# BRIEF
What lines below mention the word "Engagement"? Copy each one.

[[ SOURCE DATA, beginning ]]

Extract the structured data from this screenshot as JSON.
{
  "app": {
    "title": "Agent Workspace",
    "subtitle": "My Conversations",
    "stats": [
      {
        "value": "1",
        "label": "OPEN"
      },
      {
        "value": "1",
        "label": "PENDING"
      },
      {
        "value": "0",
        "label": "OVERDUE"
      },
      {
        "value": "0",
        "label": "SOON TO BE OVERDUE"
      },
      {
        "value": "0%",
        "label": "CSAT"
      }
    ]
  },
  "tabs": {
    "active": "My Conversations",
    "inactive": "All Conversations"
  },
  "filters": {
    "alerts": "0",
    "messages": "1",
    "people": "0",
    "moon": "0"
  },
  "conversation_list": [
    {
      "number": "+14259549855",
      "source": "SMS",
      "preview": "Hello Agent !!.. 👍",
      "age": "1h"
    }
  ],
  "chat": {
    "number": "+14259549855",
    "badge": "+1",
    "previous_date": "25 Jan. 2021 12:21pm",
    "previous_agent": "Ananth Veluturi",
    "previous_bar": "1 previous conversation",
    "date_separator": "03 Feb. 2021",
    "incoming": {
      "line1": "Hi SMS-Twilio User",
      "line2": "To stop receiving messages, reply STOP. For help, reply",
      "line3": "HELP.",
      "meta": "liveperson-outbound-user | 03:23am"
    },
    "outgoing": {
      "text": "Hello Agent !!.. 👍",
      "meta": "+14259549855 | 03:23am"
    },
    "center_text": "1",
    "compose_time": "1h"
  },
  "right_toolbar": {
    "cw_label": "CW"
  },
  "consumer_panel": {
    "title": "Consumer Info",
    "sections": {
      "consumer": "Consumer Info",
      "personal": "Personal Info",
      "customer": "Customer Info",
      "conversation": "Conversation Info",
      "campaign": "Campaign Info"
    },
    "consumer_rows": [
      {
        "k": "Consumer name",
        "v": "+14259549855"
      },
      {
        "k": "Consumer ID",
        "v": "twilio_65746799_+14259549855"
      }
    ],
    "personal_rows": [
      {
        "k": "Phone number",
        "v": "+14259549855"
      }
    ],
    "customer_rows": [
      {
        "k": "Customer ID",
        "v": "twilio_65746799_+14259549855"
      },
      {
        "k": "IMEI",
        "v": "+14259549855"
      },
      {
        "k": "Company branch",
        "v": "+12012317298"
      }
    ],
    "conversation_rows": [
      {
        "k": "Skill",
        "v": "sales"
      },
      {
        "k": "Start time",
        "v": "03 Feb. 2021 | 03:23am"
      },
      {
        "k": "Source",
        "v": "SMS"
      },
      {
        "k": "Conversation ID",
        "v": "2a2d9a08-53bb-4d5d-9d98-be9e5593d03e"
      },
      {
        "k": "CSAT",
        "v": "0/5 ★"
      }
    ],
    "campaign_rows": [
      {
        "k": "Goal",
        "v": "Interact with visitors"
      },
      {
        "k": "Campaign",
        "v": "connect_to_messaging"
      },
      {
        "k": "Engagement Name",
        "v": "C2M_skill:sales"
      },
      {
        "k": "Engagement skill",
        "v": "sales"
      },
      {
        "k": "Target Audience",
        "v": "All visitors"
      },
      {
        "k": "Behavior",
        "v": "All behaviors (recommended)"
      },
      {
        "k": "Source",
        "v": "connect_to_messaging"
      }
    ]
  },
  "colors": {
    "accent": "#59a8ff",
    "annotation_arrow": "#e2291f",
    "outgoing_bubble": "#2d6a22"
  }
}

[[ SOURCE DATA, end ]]

# EXERCISE SOLUTION
        "k": "Engagement Name",
        "k": "Engagement skill",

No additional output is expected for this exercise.